The Pinega (Russian: Пинега) is a river in Verkhnetoyemsky, Pinezhsky, and Kholmogorsky Districts of Arkhangelsk Oblast in Russia. It is a right tributary of the Northern Dvina. It is 779 kilometres (484 mi) long, and the area of its basin 42,600 square kilometres (16,400 sq mi). Its main tributaries are the Ilesha, the Vyya, the Yula, the Pokshenga, and the Yozhuga.
|Native name||Russian: Пинега|
|Length||779 km (484 mi)|
|Basin size||42,600 square kilometres (16,400 sq mi)|
|• average||430 cubic metres per second (15,000 cu ft/s)|
|Progression||Northern Dvina→ White Sea|
The Pinega is the main waterway of the Pinezhsky District, with many of the settlements in the district located on the river banks. The river basin includes the north-western part of the Krasnoborsky District, the eastern part of the Verkhnetoyemsky District, the eastern part of the Vinogradovsky District, the major part of the Pinezhsky District, the eastern part of the Kholmogorsky District, and minor areas in the Leshukonsky District and in the Udorsky District of the Komi Republic. The Pinega flows in the hilly landscape, on the western border of the Timan Ridge, in the coniferous forest (taiga). It freezes up in mid October or early November and stays under the ice until mid April or early May.
The etymology of the name Pinega is unclear.
The Pinega starts in Verkhnetoyemsky District, close to the border with Krasnoborsky District, at the confluence of the Belaya River and the Chyornaya River. There it flows to the north-west, then turns north. The first village on the Pinega is Belorechensky, still in Verkhnetoyemsky District. North of Belorechensky, the river meanders, and after accepting the Okhtoma River from the left, turns east. From this point downstream, the valley of the Pinega is populated, and the villages are grouped by several into mini-agglomerations. The Pinega accepts the Ilesha from the south and turns north again, emerging as a broad river with high banks. Further downstream it accepts the Vyya from the west, in the village of Ust-Vyyskaya, and after accepting the Nyukhcha from the right, in the village of Zanyukhcha, turns north-west. From this point on, the unpaved road appears from the Komi Republik, and follows the right bank of the river. Downstream from Zanyukhcha, the Pinega passes historical selos of Sura and Verkola, accepts the Yula from the west, and passes the selo of Kevrola, which was the historical center of the area before the 19th century, on the left bank, and the selo of Karpogory, which is the current administrative center of the Pinezhsky District, on the right bank. Several kilometers downstream from Karpogory, the Pinega accepts the Pokshenga and turns north. In the village of Shilega, there is a railway bridge on the railroad connecting Arkhangelsk and Karpogory.
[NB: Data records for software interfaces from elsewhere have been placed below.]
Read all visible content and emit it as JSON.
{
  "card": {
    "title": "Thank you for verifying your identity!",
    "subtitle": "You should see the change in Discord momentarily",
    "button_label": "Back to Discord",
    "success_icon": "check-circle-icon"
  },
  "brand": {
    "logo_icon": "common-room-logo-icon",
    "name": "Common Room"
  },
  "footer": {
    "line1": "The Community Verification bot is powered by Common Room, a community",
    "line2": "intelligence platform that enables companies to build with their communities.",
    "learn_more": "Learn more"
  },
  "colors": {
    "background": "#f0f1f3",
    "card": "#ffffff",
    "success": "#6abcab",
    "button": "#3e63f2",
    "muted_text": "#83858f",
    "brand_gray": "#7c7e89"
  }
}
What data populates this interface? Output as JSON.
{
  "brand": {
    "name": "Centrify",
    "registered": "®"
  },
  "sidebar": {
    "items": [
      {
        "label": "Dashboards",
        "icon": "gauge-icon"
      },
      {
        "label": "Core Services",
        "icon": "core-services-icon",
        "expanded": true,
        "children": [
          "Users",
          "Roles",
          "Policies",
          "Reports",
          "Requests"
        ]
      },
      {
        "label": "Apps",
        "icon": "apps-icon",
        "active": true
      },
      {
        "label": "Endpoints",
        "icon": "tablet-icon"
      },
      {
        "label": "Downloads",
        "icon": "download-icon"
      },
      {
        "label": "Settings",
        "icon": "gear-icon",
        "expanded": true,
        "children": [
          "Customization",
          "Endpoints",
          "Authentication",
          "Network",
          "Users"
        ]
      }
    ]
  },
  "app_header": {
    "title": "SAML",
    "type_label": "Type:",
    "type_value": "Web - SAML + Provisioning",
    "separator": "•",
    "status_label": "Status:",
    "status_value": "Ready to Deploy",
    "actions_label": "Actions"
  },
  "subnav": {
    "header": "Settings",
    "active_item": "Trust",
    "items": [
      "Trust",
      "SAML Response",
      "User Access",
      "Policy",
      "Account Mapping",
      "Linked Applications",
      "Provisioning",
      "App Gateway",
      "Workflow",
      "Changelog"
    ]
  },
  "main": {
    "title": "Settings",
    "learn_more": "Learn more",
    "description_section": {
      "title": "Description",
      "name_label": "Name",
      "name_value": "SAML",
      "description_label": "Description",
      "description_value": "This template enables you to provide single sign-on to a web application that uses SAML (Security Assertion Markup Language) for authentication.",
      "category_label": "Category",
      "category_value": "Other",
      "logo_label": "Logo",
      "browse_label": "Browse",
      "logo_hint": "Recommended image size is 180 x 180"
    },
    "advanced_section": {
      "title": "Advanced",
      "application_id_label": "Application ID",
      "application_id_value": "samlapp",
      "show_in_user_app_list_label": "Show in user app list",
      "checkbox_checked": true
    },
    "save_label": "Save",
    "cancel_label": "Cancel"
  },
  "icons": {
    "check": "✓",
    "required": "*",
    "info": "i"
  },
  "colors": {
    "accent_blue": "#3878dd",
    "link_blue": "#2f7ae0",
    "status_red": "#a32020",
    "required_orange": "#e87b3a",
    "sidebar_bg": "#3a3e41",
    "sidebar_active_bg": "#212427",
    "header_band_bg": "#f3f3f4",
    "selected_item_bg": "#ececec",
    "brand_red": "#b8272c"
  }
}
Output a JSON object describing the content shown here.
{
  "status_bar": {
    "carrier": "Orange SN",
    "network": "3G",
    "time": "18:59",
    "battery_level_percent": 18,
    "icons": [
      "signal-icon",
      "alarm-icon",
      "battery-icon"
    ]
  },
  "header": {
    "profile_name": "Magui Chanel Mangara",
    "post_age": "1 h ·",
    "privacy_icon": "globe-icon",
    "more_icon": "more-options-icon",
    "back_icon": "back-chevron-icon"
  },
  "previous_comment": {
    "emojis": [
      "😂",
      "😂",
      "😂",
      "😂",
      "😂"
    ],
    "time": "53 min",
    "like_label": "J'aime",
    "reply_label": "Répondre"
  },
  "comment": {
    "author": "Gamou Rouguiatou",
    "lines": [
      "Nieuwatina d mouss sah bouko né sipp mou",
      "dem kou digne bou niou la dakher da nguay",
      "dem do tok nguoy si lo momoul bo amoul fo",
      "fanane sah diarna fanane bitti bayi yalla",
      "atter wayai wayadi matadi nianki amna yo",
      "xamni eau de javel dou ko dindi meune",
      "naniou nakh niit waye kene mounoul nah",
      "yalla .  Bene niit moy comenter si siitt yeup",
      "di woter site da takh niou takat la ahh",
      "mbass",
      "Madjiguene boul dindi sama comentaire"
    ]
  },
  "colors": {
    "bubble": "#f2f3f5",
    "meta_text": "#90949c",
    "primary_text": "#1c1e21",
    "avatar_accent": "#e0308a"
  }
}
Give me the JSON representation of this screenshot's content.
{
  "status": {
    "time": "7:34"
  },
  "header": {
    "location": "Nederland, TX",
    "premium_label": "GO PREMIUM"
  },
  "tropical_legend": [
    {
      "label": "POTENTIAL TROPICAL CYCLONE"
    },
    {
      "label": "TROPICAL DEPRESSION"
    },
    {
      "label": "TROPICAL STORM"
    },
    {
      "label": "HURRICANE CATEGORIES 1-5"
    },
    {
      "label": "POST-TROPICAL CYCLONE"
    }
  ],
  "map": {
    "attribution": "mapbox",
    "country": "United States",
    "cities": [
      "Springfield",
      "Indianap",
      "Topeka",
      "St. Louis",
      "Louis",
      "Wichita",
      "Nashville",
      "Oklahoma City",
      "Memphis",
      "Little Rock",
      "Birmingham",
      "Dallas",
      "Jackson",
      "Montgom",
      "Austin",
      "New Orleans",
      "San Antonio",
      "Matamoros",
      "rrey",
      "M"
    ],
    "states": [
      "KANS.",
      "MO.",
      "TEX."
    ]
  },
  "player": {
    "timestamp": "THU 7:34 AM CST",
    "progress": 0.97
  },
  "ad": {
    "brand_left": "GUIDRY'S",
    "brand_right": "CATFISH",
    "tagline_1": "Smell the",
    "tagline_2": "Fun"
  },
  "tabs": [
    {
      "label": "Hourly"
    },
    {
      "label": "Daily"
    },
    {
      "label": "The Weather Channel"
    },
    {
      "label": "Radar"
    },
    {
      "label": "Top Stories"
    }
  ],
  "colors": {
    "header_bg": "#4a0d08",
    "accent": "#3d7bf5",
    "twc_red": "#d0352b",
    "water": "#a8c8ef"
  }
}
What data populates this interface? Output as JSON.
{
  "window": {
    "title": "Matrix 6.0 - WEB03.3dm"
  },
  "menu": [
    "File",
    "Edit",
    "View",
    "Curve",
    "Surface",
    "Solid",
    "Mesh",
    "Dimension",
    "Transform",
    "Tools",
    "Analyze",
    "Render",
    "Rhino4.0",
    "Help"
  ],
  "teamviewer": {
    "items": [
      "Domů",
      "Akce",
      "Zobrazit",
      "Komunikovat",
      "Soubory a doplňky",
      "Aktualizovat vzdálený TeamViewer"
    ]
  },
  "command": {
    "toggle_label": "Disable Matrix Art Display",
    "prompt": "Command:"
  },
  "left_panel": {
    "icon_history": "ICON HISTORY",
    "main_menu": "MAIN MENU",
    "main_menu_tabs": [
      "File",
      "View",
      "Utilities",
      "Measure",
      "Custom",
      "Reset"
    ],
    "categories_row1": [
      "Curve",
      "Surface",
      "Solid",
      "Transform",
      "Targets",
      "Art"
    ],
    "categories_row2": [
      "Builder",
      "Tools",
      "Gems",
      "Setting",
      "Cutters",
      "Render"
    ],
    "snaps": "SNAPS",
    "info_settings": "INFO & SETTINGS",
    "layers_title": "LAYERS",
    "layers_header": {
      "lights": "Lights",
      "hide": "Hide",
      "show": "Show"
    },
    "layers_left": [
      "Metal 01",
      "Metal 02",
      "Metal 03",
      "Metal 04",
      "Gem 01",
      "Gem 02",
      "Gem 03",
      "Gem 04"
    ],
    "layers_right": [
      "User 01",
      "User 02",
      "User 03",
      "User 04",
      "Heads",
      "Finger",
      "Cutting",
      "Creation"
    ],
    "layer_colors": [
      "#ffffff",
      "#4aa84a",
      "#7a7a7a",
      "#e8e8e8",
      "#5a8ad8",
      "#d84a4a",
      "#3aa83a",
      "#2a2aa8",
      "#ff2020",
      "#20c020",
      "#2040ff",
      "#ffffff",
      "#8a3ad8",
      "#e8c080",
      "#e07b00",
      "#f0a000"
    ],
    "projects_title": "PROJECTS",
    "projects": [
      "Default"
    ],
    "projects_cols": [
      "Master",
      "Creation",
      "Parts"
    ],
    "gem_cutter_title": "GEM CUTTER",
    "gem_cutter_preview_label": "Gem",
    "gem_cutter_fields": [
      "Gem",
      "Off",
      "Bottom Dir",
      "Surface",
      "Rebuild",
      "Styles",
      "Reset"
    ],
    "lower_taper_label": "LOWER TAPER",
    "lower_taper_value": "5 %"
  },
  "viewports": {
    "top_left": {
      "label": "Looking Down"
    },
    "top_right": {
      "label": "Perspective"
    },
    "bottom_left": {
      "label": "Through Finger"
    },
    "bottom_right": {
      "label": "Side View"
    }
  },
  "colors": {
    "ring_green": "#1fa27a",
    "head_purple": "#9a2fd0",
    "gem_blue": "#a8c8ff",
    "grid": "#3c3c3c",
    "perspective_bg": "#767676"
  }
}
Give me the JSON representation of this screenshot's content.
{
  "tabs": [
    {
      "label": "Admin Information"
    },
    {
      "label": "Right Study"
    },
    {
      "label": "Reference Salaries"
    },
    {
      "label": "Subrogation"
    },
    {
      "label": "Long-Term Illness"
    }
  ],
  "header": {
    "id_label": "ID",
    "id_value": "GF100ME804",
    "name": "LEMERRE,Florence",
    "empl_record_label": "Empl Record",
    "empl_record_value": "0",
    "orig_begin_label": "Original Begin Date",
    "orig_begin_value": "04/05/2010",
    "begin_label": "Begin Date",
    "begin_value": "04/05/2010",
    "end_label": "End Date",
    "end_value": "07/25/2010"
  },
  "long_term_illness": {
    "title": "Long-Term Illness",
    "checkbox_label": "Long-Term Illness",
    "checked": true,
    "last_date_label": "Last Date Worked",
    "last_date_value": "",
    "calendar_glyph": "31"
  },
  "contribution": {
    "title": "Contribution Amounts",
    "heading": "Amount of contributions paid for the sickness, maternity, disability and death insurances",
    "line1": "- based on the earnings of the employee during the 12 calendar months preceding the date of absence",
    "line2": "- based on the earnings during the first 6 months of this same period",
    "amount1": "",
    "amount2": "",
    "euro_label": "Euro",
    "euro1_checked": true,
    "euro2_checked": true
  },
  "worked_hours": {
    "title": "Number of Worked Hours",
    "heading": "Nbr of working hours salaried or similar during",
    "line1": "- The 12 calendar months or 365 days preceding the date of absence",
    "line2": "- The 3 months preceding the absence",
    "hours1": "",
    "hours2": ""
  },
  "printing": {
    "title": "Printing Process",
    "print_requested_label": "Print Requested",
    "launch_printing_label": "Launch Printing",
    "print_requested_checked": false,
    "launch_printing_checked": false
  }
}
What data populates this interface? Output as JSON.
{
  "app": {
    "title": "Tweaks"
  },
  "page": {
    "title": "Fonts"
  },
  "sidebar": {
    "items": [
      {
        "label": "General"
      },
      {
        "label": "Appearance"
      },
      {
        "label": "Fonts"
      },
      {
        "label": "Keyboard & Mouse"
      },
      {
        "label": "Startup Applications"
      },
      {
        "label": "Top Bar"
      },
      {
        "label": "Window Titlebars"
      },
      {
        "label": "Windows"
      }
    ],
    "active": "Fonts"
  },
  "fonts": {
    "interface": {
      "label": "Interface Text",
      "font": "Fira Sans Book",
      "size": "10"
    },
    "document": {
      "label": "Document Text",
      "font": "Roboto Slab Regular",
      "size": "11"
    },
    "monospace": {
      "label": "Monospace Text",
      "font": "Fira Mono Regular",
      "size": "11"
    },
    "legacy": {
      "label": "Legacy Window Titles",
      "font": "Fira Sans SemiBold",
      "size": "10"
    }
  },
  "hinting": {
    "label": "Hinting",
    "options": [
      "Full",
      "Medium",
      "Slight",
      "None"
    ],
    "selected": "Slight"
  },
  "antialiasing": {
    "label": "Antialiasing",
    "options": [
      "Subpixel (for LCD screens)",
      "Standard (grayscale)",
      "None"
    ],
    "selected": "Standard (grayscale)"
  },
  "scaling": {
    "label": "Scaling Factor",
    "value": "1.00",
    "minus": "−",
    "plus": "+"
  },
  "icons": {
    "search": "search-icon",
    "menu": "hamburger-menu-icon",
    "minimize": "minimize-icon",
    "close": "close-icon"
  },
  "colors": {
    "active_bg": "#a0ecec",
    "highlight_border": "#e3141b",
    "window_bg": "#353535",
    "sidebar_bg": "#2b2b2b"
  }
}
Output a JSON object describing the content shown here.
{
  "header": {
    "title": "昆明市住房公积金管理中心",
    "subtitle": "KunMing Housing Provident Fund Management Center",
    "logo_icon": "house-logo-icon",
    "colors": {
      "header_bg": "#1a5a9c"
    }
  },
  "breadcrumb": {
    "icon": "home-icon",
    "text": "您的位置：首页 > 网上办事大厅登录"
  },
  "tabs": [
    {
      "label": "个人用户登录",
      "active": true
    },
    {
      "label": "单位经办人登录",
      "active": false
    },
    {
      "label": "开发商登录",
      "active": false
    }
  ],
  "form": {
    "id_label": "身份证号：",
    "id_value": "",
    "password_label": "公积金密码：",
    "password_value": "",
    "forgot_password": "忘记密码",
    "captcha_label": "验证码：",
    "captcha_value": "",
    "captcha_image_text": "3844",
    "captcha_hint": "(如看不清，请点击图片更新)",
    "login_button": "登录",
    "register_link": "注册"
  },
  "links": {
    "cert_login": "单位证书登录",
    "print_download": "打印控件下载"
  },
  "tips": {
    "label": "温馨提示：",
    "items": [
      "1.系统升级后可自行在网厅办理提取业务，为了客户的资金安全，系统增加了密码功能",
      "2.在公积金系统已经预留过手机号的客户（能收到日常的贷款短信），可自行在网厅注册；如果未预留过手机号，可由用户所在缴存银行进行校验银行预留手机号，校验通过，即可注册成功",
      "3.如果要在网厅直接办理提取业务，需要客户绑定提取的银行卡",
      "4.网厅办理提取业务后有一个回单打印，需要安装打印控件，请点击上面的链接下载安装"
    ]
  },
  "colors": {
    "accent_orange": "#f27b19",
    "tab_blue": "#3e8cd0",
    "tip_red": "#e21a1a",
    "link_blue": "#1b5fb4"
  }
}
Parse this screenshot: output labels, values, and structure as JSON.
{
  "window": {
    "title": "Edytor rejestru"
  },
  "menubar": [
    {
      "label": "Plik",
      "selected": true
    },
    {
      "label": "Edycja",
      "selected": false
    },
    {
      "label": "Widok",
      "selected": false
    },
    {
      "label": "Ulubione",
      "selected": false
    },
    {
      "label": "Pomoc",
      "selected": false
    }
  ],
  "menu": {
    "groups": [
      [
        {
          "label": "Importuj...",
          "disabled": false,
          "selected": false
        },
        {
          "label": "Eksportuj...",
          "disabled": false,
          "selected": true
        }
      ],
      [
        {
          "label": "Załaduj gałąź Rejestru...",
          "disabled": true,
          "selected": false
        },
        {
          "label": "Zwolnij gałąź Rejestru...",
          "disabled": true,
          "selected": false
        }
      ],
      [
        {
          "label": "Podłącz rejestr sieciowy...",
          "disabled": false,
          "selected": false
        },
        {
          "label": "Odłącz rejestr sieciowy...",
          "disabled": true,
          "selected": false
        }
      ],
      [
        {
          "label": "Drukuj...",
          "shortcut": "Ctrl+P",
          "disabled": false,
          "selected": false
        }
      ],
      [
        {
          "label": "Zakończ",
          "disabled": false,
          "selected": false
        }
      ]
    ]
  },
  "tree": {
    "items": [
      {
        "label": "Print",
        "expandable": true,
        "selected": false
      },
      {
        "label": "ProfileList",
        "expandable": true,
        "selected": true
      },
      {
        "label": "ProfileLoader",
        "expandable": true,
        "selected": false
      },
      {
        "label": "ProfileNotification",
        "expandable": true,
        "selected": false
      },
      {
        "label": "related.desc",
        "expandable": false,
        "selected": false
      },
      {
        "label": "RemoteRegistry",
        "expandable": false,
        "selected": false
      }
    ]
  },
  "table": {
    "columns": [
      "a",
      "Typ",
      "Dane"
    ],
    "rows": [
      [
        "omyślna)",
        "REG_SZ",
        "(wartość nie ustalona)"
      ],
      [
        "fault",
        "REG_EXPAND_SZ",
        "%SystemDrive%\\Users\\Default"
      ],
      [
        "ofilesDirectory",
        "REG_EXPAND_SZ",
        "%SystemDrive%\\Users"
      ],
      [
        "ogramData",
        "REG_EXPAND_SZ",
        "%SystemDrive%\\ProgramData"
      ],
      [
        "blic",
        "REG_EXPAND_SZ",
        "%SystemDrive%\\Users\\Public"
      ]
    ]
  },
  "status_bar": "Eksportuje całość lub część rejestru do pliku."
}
Downstream from the mouth of the Yezhuga the Pinega suddenly turns west, and in the settlement of Pinega, which served as the administrative center of the area, turns south-west. On the right-hand bank Pinezhsky Nature Reserve has been established. Further downstream, the Pinega crosses into the Kholmogorsky District. Its mouth is in the historical settlement of Ust-Pinega.
The river is navigable upstream to 580 kilometres (360 mi) from its mouth; downstream from the village of Gorka, however, there is no passenger navigation. At one point, several kilometers upstream from the settlement of Pinega, the river comes within a distance of several kilometers to the course of the Kuloy. In this place, the Kuloy-Pinega Canal was constructed in 1926–28, however, currently the canal is pretty much neglected.
The area was originally populated by Finno-Ugric peoples and then colonized by the Novgorod Republic. In the 13th century the Novgorod merchants already reached the White Sea. The Pinega was used by Novgorod merchants as the source of fur and also as the trading route to the basin of the Pechora River. From the Northern Dvina, there were a number of ways into the basin of the Mezen (from where the merchants could get to the basin of the Pechora and the Ob). Two options included going upstream the Pinega and taking the boats by land to the Kuloy and to the Mezen, or using the Pukshenga and the Pokshenga to get to the Pinega, and then from the Yozhuga taking boats by land to the Zyryanskaya Yezhuga and the Vashka.
Media related to Pinega River at Wikimedia Commons
- Pinega (river) in the State Water Register of Russia (Russian)